Apple iPhone users hit the internet recently to relay their frustration over a noticeable software slowdown that occurred after the release of an update. It began with a reddit user, who stated that their iPhone 6S had been “very slow” over the course of a few weeks, despite several updates. However, after replacing the battery, the phone gained speed once again. The post sparked a conversation between numerous other iPhone users who had experienced similar slowdowns.
The post and similar stories grabbed the attention of John Poole, founder of the software company Primate Labs. “We always hear some complaints about slow phones, and that’s usually something that’s gone on – maybe the phone’s been damaged, or maybe there’s a low power mode setting on, or something like that,” said Poole. “But we saw a dramatic uptick in those sorts of reports around the release of iOS 11. When I saw the Reddit post, that sort of put two and two together for me.”
Poole conducted research to test the theory and confirmed the discovery of a software slowdown. iPhone 6S models running iOS versions 10.2 and 11.2 and iPhone 7 phones running iOS 11.2 had higher than average instances of lower processing speed, according to Poole’s research. Apple confirmed the move, stating that a feature tucked into software updates for the iPhone 6, iPhone 6S, and iPhone SE were designed to prevent unexpected shutdowns due to extreme conditions and aging batteries.
“Our goal is to deliver the best experience for our customers, which includes overall performance and prolonging the life of their devices,” said Apple. “Lithium-ion batteries become less capable of supplying peak current demands when in cold conditions, have a low battery charge, or as they age over time, which can result in the device unexpectedly shutting down to protect its electronic components.”

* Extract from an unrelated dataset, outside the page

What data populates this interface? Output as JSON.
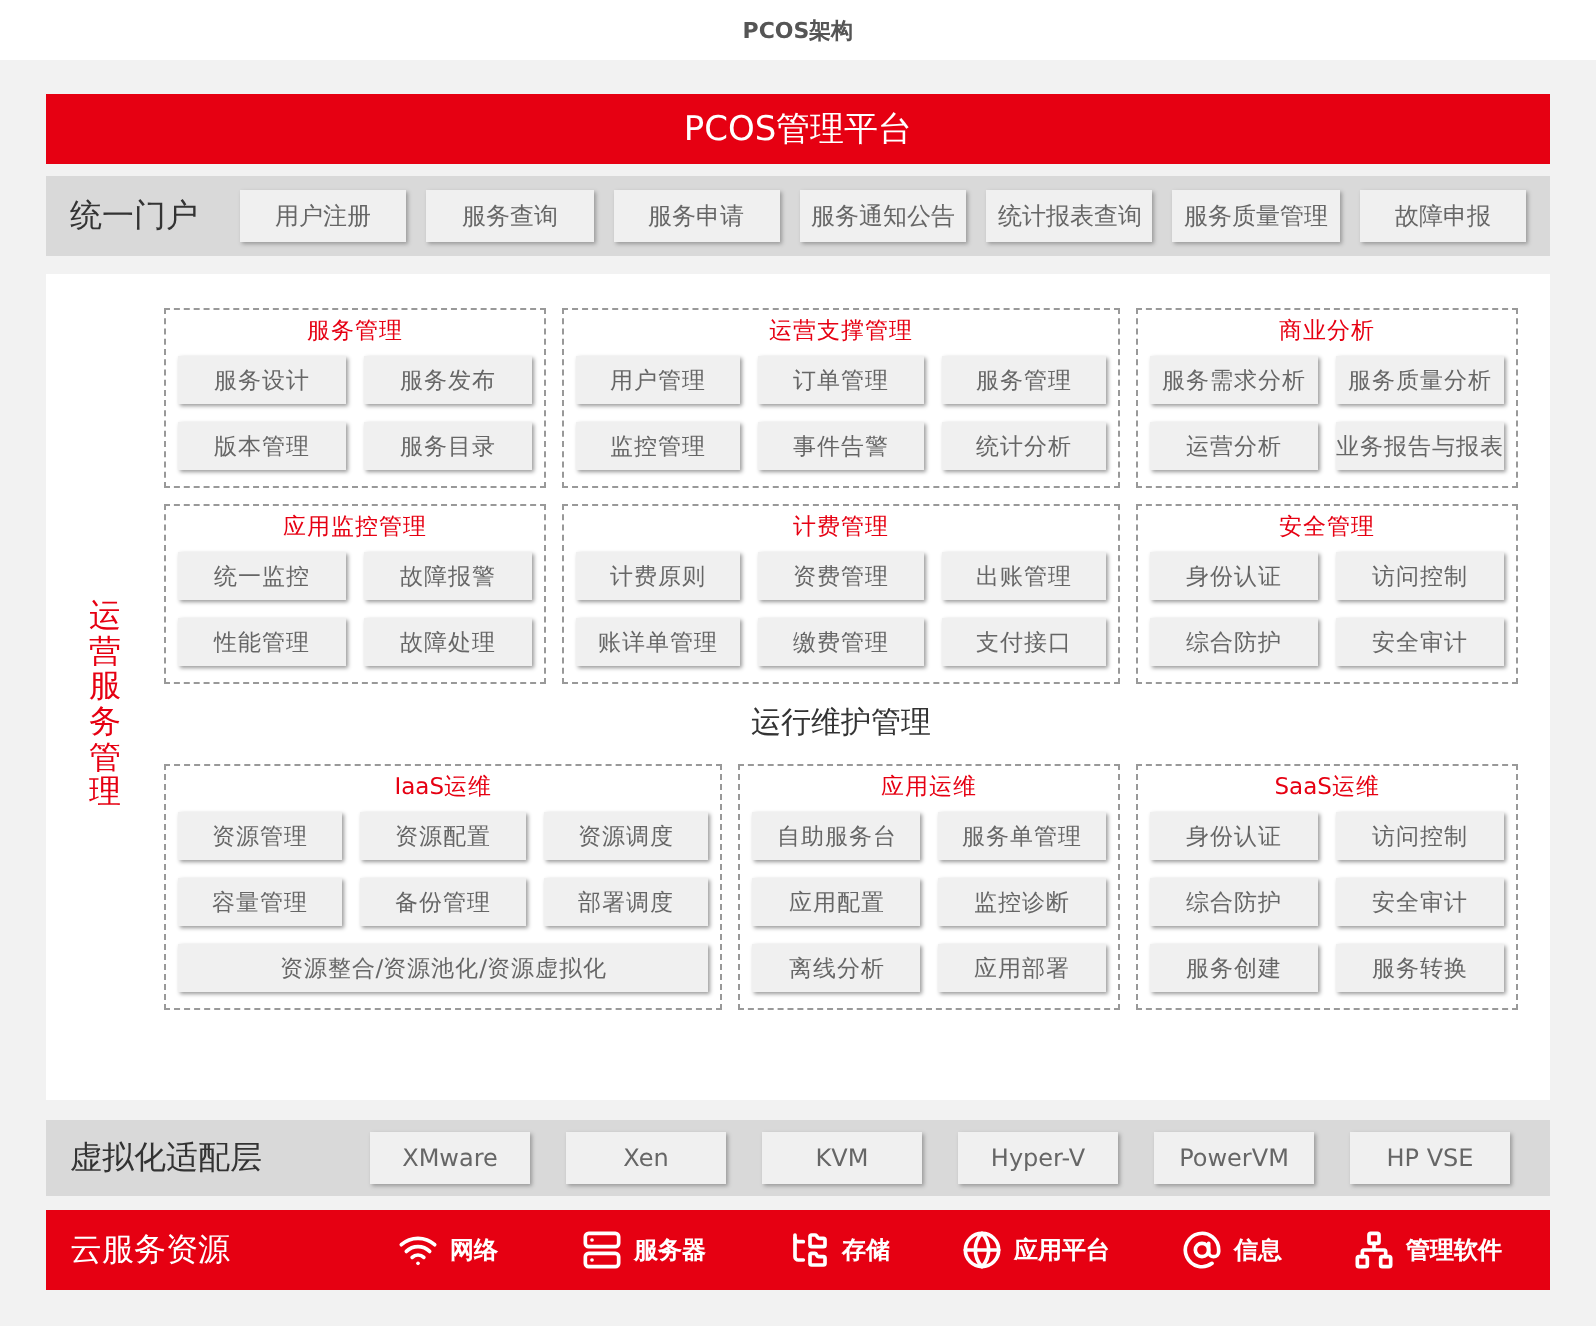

Poole stated that Apple could have avoidable a tremendous amount of backlash if they had been transparent with the changes and provided messages or alerts to notify users of the situation. “What I would have loved to have seen from Apple is for Apple to have come forward and said clearly and very bluntly what they were doing: that there was an issue with the battery, that the workaround was to slow the phone down because the alternative would be to have the phone just suddenly crash, and basically tell the users, ‘If you want a fix, you have to replace the battery.’”
However, he does not view the change as a reason to forego future updates. “If you stuck with an older version of iOS, then what would happen would be your phone would be fast, but it might crash randomly,” he said. “So that’s not really an ideal situation if you’re relying on your phone day to day, like most of us are. The other problem with holding back on security updates is you lose the security improvements and fixes that Apple makes with every release.”